Ukrainian leaders are drawing strength from a volunteer “IT army,” raising money through cryptocurrency donations and using public appeal on social media to gain global attention as they battle an adversary adept at online attacks.
The country’s novel digital strategy is “in [the] It was in response to the Russian invasion that changed lives in Ukraine overnight, Alex Bornyakov, Ukraine’s deputy minister of digital transformation, told The Hill.
“Until the last minute, we didn’t believe it was going to be a full-scale war,” he said.
“Even the day before the war, we were just living our normal lives, planning our meetings, planning our actions – everything was like normal life. Once we started, we realised that we had to act very differently than before. ,” he added.
Like many others, Bornyakov said he was woken up three weeks ago by explosions early in the morning. Two days after the first attack, he was evacuated from Kyiv to a safer place in Ukraine.
From day one, he said, a large number of Ukrainians reached out, asking how they could help the work of the digital sector.
“This is the country they want to help. They want to defend their homeland,” he said.
The ministry inspired volunteers to create the IT Army, which now consists of more than 300,000 people.
Volunteers take on different tasks and communicate via Telegram, a platform that provides end-to-end encrypted messaging.
“It’s a perfect example of why encryption really matters,” said Alexandra Givens, president and CEO of the Center for Democracy and Technology.
“Encryption has been under attack in the U.S. and around the world for some time now. It’s the target of the public policy debate.

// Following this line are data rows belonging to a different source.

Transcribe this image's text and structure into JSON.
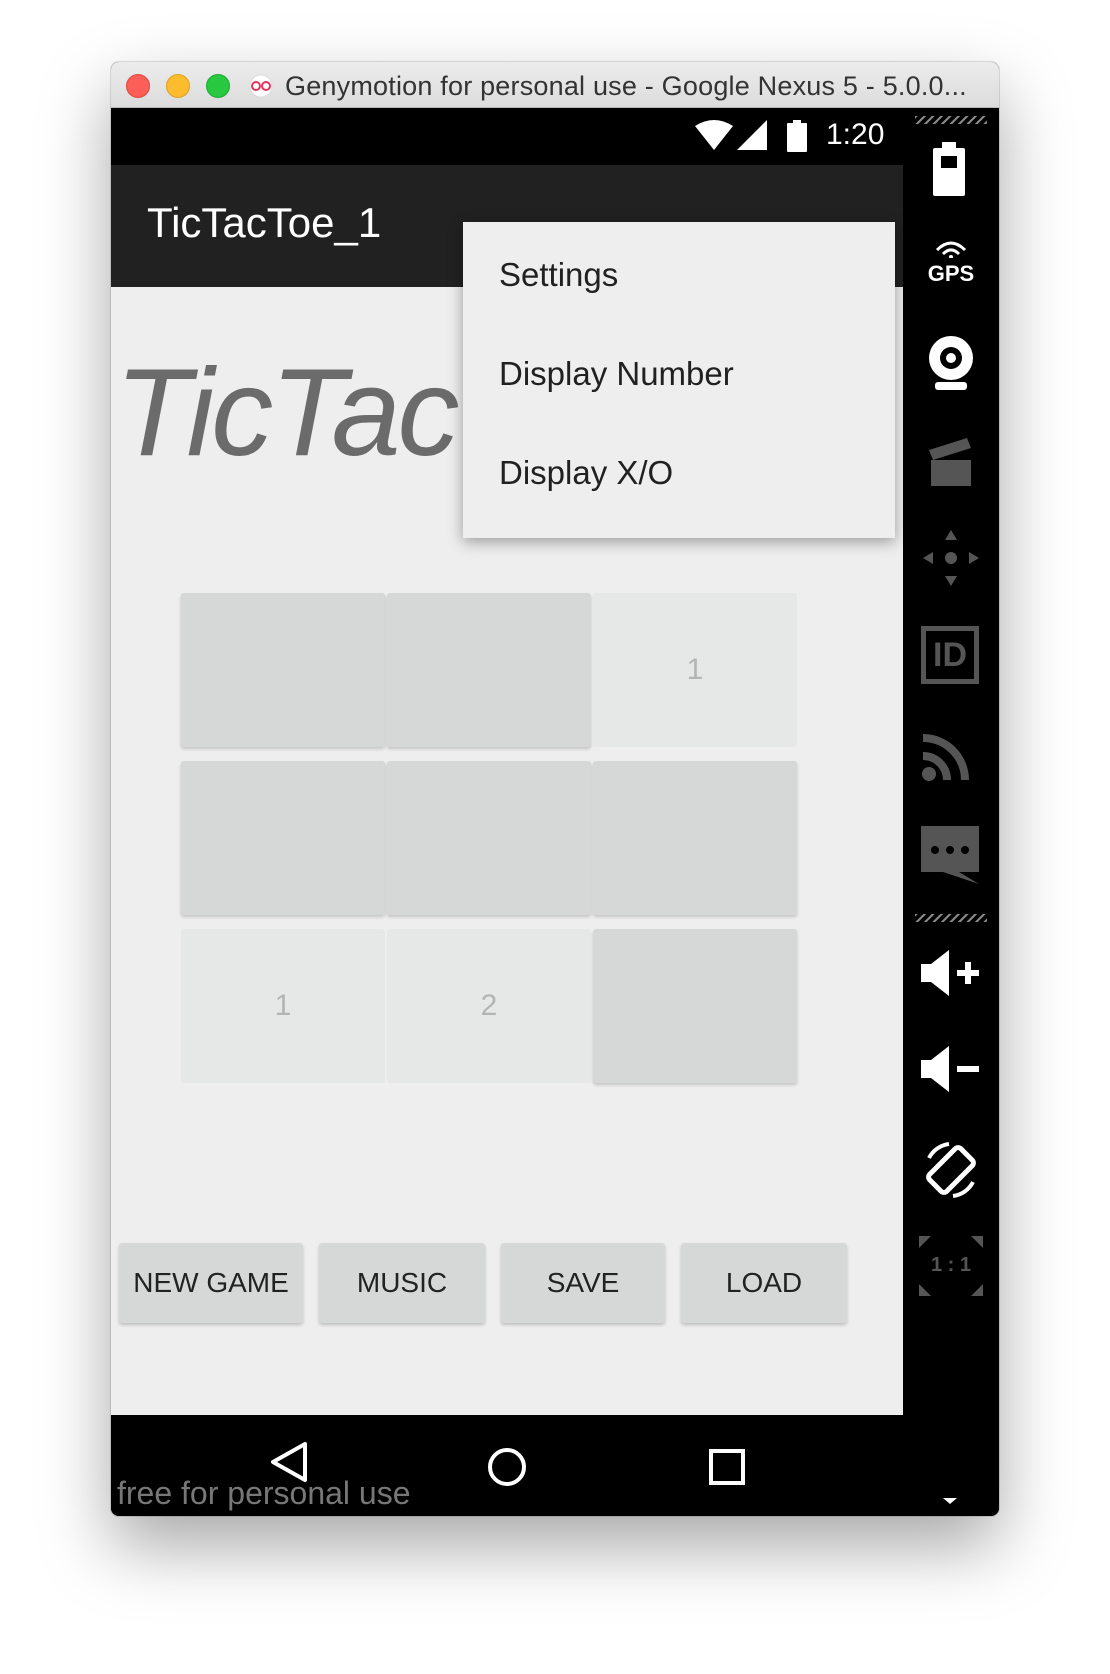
{
  "window": {
    "title": "Genymotion for personal use - Google Nexus 5 - 5.0.0..."
  },
  "status_bar": {
    "time": "1:20"
  },
  "app": {
    "title": "TicTacToe_1",
    "banner": "TicTac"
  },
  "board": {
    "cells": [
      "",
      "",
      "1",
      "",
      "",
      "",
      "1",
      "2",
      ""
    ]
  },
  "buttons": {
    "new_game": "NEW GAME",
    "music": "MUSIC",
    "save": "SAVE",
    "load": "LOAD"
  },
  "menu": {
    "items": [
      "Settings",
      "Display Number",
      "Display X/O"
    ]
  },
  "watermark": "free for personal use",
  "sidebar": {
    "gps_label": "GPS",
    "id_label": "ID",
    "scale_label": "1 : 1"
  },
  "colors": {
    "action_bar": "#212121",
    "content_bg": "#eeeeee",
    "cell_empty": "#d6d7d7",
    "cell_played": "#e6e7e7"
  },
  "icons": [
    "wifi-icon",
    "signal-icon",
    "battery-icon",
    "back-icon",
    "home-icon",
    "recents-icon",
    "gps-icon",
    "webcam-icon",
    "clapperboard-icon",
    "dpad-icon",
    "id-icon",
    "cast-icon",
    "sms-icon",
    "volume-up-icon",
    "volume-down-icon",
    "rotate-icon",
    "scale-icon"
  ]
}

I think this moment will really help illustrate how secure communications really, really, really matter, and Hopefully education policy makers are more aware of this fact,” she added.
As the Kremlin cracks down on news media sites and social media platforms, it helps provide a way to bring outside information into Russia.
The New York Times, for example, launched a dedicated channel on Telegram this week, providing coverage of the war through its ongoing live blog.
Reaching Russian civilians to news media outside Russia’s state-controlled media is also part of the goal of the IT army, Bornyakov said.
“We put a lot of effort into spreading the truth to the Russian people in every possible way through the internet so that they don’t live in this bubble, so they understand what’s really going on. Because they’re really in this bubble and are being This propaganda instills that we are fascists or some very bad people who deserve to die, but that’s not true,” he said.
Ukraine has also used its position in the global cryptocurrency community to raise funds for humanitarian aid programs and the Ukrainian Armed Forces.
According to the official fundraising website, the Ministry of Digital Transformation has raised over $54 million through cryptocurrencies.
“There are a lot of people who want to help with crypto because there is a strong blockchain community in Ukraine,” Bornyakov said.
“Today, cryptocurrencies play a vital role in Ukraine’s defense,” he added.
In a further effort to raise funds through blockchain technology, the Ukrainian government will launch non-fungible tokens, or NFTs, at war. Each NFT will include news and artwork from “trusted sources,” Bornyakov said.
Proceeds from the NFT will be used to support humanitarian and military efforts.
The ministry and Ukrainian leaders also made extensive use of more mainstream social media platforms to raise awareness and urge support.
Social media has been used for about a decade to show devastation in war-torn regions, but the way leaders directly “use social media as a tool” marks a departure from the way they have used the power of platforms in the past, Givens said.
“the fact is [President Volodymyr] Zelensky broadcasts every day, uses his mobile phone to film himself out and about, and assembles troops in this way — for a global audience, not just his domestic… [feels] than just catching the destruction update,” she said.
Ukrainian leaders are using Twitter to reach tech companies directly.Ukraine’s Deputy Prime Minister and Minister of Digital Transformation Mikhailo Fedorov tweets SpaceX CEO Elon MuskElon Reeve Musk Hillicon Valley — Meta faces privacy violation fines in Ireland, Tesla raises prices twice a week due to rising costs Ask him to provide Ukraine with the Starlink satellite internet station to “get sane Russians on their feet.”
Musk then dispatched the station, and Federoff tweeted that they had arrived.
“At this point in the conflict, they’re using every possible strategy to try and get attention and mobilize support, and doing so in a way that’s relatively transparent, relevant and accessible, I think really increases the world’s interest in these efforts. Pay attention,” Givens said.
Bornyakov said work carried out on the digital front cannot be compared to fighting on the battlefield, but it has become more important as a tool against Russian disinformation and cyberattacks.
“If we lose the support of the media, we will lose the support of the people,” he said.
“They tried to convince our government that we were incompetent and we didn’t have to believe it. They failed,” he added.
“It’s due to the media efforts and showing what’s really happening. Without that, there would be no support for ordinary Ukrainian citizens. Then they can go into any city and occupy them without any struggle. So let people know what’s really going on. What happened is very important.”